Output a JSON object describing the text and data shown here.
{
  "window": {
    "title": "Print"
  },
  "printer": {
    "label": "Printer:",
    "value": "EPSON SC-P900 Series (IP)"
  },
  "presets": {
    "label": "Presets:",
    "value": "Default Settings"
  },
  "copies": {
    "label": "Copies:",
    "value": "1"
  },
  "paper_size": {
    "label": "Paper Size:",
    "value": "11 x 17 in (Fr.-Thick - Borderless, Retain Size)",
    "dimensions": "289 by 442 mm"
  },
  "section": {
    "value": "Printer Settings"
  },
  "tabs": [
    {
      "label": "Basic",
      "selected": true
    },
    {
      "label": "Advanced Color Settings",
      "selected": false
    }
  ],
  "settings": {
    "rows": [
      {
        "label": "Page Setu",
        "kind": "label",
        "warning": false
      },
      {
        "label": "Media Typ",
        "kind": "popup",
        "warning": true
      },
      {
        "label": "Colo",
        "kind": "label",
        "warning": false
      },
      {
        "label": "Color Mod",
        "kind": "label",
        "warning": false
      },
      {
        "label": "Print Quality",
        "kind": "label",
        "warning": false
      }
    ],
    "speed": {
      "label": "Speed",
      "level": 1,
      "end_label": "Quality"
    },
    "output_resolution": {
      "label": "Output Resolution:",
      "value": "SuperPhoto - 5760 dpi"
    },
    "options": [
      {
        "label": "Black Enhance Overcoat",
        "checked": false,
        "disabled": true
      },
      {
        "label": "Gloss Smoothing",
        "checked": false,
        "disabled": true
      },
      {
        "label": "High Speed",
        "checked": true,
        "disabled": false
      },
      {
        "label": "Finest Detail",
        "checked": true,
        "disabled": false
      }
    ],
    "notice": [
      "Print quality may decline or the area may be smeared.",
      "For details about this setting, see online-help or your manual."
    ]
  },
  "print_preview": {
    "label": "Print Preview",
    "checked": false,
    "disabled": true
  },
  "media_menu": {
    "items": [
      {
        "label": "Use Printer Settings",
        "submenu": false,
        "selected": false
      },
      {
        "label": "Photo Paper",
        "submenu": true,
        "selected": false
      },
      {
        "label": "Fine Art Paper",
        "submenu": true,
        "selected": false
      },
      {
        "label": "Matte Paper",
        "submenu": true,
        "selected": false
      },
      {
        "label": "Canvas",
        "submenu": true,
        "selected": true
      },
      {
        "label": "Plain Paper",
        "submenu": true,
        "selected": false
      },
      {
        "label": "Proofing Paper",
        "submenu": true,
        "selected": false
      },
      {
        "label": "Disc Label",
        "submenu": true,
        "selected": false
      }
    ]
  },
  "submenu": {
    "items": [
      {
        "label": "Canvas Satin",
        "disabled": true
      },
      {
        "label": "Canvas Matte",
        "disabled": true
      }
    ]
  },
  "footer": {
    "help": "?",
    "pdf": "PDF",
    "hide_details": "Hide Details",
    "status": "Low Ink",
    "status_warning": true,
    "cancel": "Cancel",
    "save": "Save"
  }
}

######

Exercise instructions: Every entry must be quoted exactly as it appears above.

Solution to this exercise:
Output a JSON object describing the text and data shown here.
{
  "window": {
    "title": "Print"
  },
  "printer": {
    "label": "Printer:",
    "value": "EPSON SC-P900 Series (IP)"
  },
  "presets": {
    "label": "Presets:",
    "value": "Default Settings"
  },
  "copies": {
    "label": "Copies:",
    "value": "1"
  },
  "paper_size": {
    "label": "Paper Size:",
    "value": "11 x 17 in (Fr.-Thick - Borderless, Retain Size)",
    "dimensions": "289 by 442 mm"
  },
  "section": {
    "value": "Printer Settings"
  },
  "tabs": [
    {
      "label": "Basic",
      "selected": true
    },
    {
      "label": "Advanced Color Settings",
      "selected": false
    }
  ],
  "settings": {
    "rows": [
      {
        "label": "Page Setu",
        "kind": "label",
        "warning": false
      },
      {
        "label": "Media Typ",
        "kind": "popup",
        "warning": true
      },
      {
        "label": "Colo",
        "kind": "label",
        "warning": false
      },
      {
        "label": "Color Mod",
        "kind": "label",
        "warning": false
      },
      {
        "label": "Print Quality",
        "kind": "label",
        "warning": false
      }
    ],
    "speed": {
      "label": "Speed",
      "level": 1,
      "end_label": "Quality"
    },
    "output_resolution": {
      "label": "Output Resolution:",
      "value": "SuperPhoto - 5760 dpi"
    },
    "options": [
      {
        "label": "Black Enhance Overcoat",
        "checked": false,
        "disabled": true
      },
      {
        "label": "Gloss Smoothing",
        "checked": false,
        "disabled": true
      },
      {
        "label": "High Speed",
        "checked": true,
        "disabled": false
      },
      {
        "label": "Finest Detail",
        "checked": true,
        "disabled": false
      }
    ],
    "notice": [
      "Print quality may decline or the area may be smeared.",
      "For details about this setting, see online-help or your manual."
    ]
  },
  "print_preview": {
    "label": "Print Preview",
    "checked": false,
    "disabled": true
  },
  "media_menu": {
    "items": [
      {
        "label": "Use Printer Settings",
        "submenu": false,
        "selected": false
      },
      {
        "label": "Photo Paper",
        "submenu": true,
        "selected": false
      },
      {
        "label": "Fine Art Paper",
        "submenu": true,
        "selected": false
      },
      {
        "label": "Matte Paper",
        "submenu": true,
        "selected": false
      },
      {
        "label": "Canvas",
        "submenu": true,
        "selected": true
      },
      {
        "label": "Plain Paper",
        "submenu": true,
        "selected": false
      },
      {
        "label": "Proofing Paper",
        "submenu": true,
        "selected": false
      },
      {
        "label": "Disc Label",
        "submenu": true,
        "selected": false
      }
    ]
  },
  "submenu": {
    "items": [
      {
        "label": "Canvas Satin",
        "disabled": true
      },
      {
        "label": "Canvas Matte",
        "disabled": true
      }
    ]
  },
  "footer": {
    "help": "?",
    "pdf": "PDF",
    "hide_details": "Hide Details",
    "status": "Low Ink",
    "status_warning": true,
    "cancel": "Cancel",
    "save": "Save"
  }
}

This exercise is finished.